# WHAT THE EXERCISE ASKS:
Without including any picture, return the complete set of records exactly.

■ ■ ■ ■

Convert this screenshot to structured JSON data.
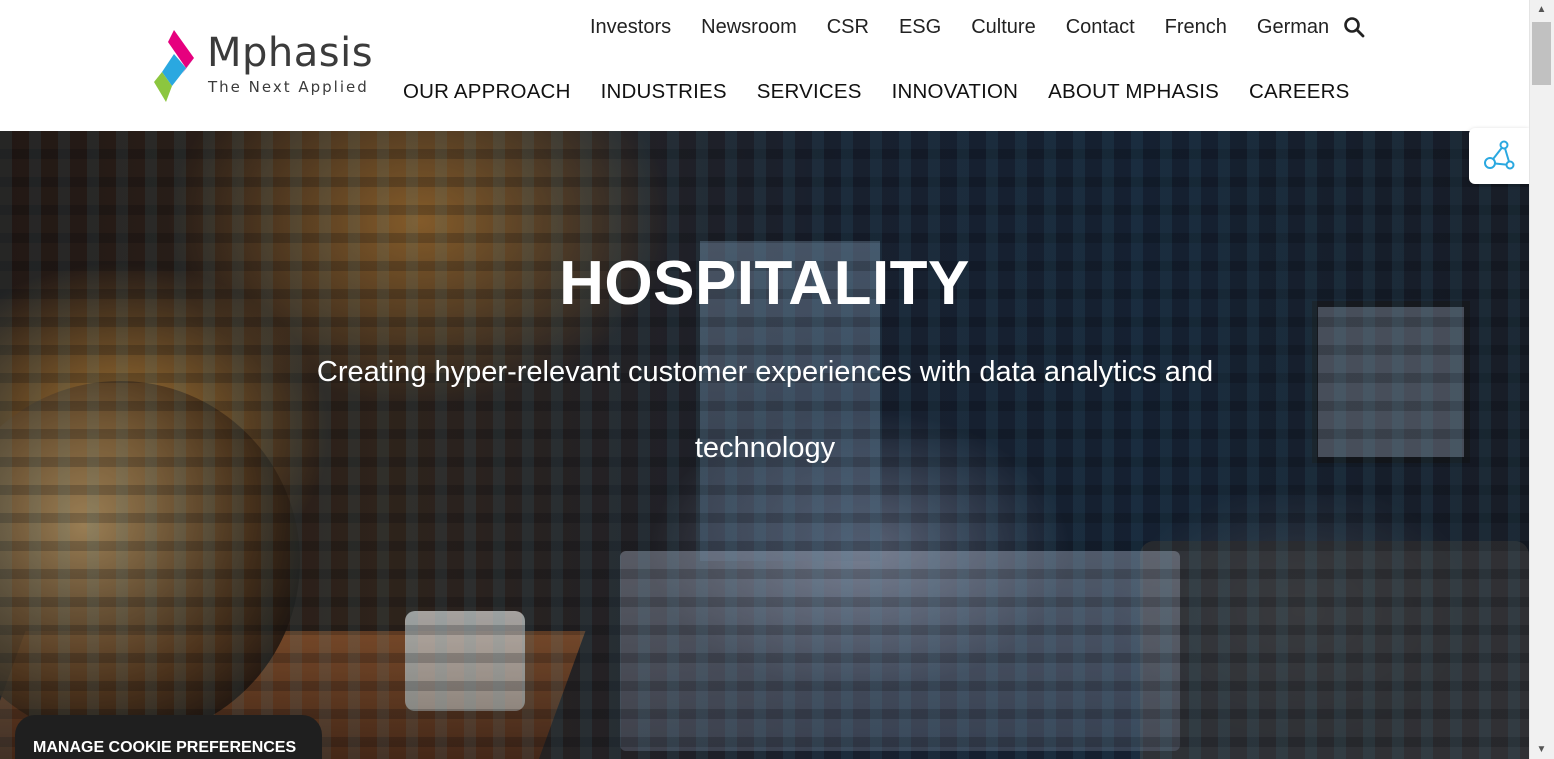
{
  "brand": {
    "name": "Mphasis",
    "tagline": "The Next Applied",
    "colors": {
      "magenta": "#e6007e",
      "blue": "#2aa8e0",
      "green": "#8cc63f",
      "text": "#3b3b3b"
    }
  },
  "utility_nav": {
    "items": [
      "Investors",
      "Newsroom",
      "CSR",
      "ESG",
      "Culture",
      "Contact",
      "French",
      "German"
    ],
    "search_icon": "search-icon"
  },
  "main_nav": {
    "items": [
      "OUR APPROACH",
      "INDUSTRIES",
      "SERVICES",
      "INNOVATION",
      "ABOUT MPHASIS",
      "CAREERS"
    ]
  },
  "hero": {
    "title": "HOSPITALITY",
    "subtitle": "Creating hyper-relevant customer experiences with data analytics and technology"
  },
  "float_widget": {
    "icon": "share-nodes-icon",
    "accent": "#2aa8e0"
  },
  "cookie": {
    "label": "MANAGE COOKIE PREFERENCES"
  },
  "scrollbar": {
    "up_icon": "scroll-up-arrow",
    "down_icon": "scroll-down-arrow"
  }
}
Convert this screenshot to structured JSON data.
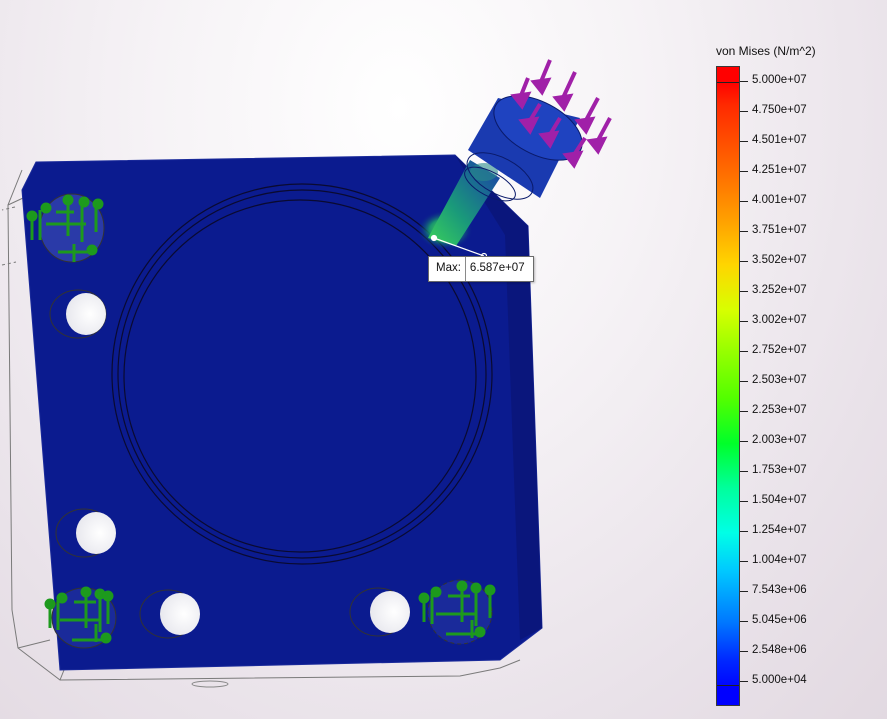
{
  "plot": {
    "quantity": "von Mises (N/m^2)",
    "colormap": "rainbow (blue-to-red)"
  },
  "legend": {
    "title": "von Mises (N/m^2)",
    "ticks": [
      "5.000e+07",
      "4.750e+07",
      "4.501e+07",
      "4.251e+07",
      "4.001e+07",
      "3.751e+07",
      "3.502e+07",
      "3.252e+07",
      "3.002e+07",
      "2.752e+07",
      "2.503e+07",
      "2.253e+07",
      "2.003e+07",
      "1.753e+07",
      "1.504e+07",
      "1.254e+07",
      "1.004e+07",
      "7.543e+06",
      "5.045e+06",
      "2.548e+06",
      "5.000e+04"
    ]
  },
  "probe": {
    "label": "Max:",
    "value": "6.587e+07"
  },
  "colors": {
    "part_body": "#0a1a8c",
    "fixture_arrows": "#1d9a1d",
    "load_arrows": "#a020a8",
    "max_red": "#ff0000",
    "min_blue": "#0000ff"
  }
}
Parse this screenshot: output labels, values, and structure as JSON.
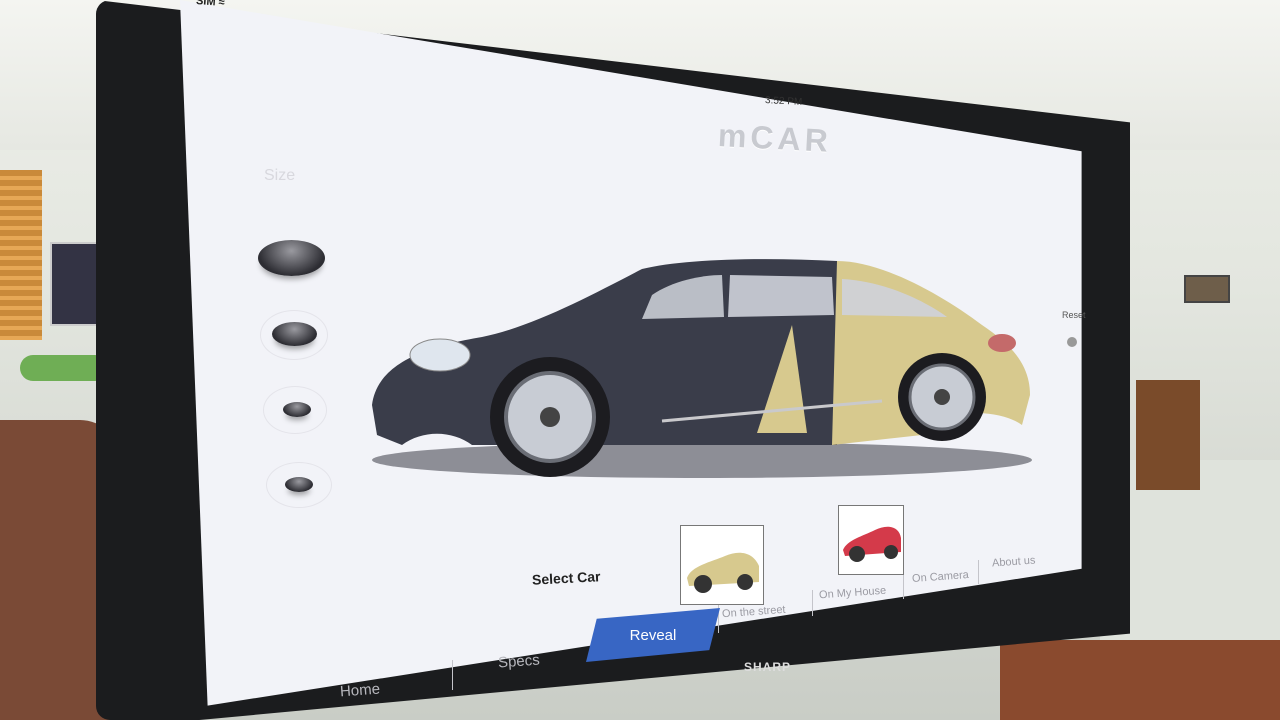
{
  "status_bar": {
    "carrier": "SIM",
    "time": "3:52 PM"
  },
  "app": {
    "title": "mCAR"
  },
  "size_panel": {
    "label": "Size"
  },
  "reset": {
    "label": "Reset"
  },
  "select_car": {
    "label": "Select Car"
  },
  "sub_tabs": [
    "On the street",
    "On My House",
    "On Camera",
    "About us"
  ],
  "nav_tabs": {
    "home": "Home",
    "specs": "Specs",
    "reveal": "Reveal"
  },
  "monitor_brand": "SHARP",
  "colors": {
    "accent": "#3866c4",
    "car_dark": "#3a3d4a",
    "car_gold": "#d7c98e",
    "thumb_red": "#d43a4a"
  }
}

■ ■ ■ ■

# SOLUTION TO THIS TASK:
Convert this screenshot to structured JSON data.
{
  "brand": {
    "name": "Mphasis",
    "tagline": "The Next Applied",
    "colors": {
      "magenta": "#e6007e",
      "blue": "#2aa8e0",
      "green": "#8cc63f",
      "text": "#3b3b3b"
    }
  },
  "utility_nav": {
    "items": [
      "Investors",
      "Newsroom",
      "CSR",
      "ESG",
      "Culture",
      "Contact",
      "French",
      "German"
    ],
    "search_icon": "search-icon"
  },
  "main_nav": {
    "items": [
      "OUR APPROACH",
      "INDUSTRIES",
      "SERVICES",
      "INNOVATION",
      "ABOUT MPHASIS",
      "CAREERS"
    ]
  },
  "hero": {
    "title": "HOSPITALITY",
    "subtitle": "Creating hyper-relevant customer experiences with data analytics and technology"
  },
  "float_widget": {
    "icon": "share-nodes-icon",
    "accent": "#2aa8e0"
  },
  "cookie": {
    "label": "MANAGE COOKIE PREFERENCES"
  },
  "scrollbar": {
    "up_icon": "scroll-up-arrow",
    "down_icon": "scroll-down-arrow"
  }
}
Convert this screenshot to structured JSON data.
{
  "plot": {
    "quantity": "von Mises (N/m^2)",
    "colormap": "rainbow (blue-to-red)"
  },
  "legend": {
    "title": "von Mises (N/m^2)",
    "ticks": [
      "5.000e+07",
      "4.750e+07",
      "4.501e+07",
      "4.251e+07",
      "4.001e+07",
      "3.751e+07",
      "3.502e+07",
      "3.252e+07",
      "3.002e+07",
      "2.752e+07",
      "2.503e+07",
      "2.253e+07",
      "2.003e+07",
      "1.753e+07",
      "1.504e+07",
      "1.254e+07",
      "1.004e+07",
      "7.543e+06",
      "5.045e+06",
      "2.548e+06",
      "5.000e+04"
    ]
  },
  "probe": {
    "label": "Max:",
    "value": "6.587e+07"
  },
  "colors": {
    "part_body": "#0a1a8c",
    "fixture_arrows": "#1d9a1d",
    "load_arrows": "#a020a8",
    "max_red": "#ff0000",
    "min_blue": "#0000ff"
  }
}
Parse this screenshot: output labels, values, and structure as JSON.
{
  "status_bar": {
    "carrier": "SIM",
    "time": "3:52 PM"
  },
  "app": {
    "title": "mCAR"
  },
  "size_panel": {
    "label": "Size"
  },
  "reset": {
    "label": "Reset"
  },
  "select_car": {
    "label": "Select Car"
  },
  "sub_tabs": [
    "On the street",
    "On My House",
    "On Camera",
    "About us"
  ],
  "nav_tabs": {
    "home": "Home",
    "specs": "Specs",
    "reveal": "Reveal"
  },
  "monitor_brand": "SHARP",
  "colors": {
    "accent": "#3866c4",
    "car_dark": "#3a3d4a",
    "car_gold": "#d7c98e",
    "thumb_red": "#d43a4a"
  }
}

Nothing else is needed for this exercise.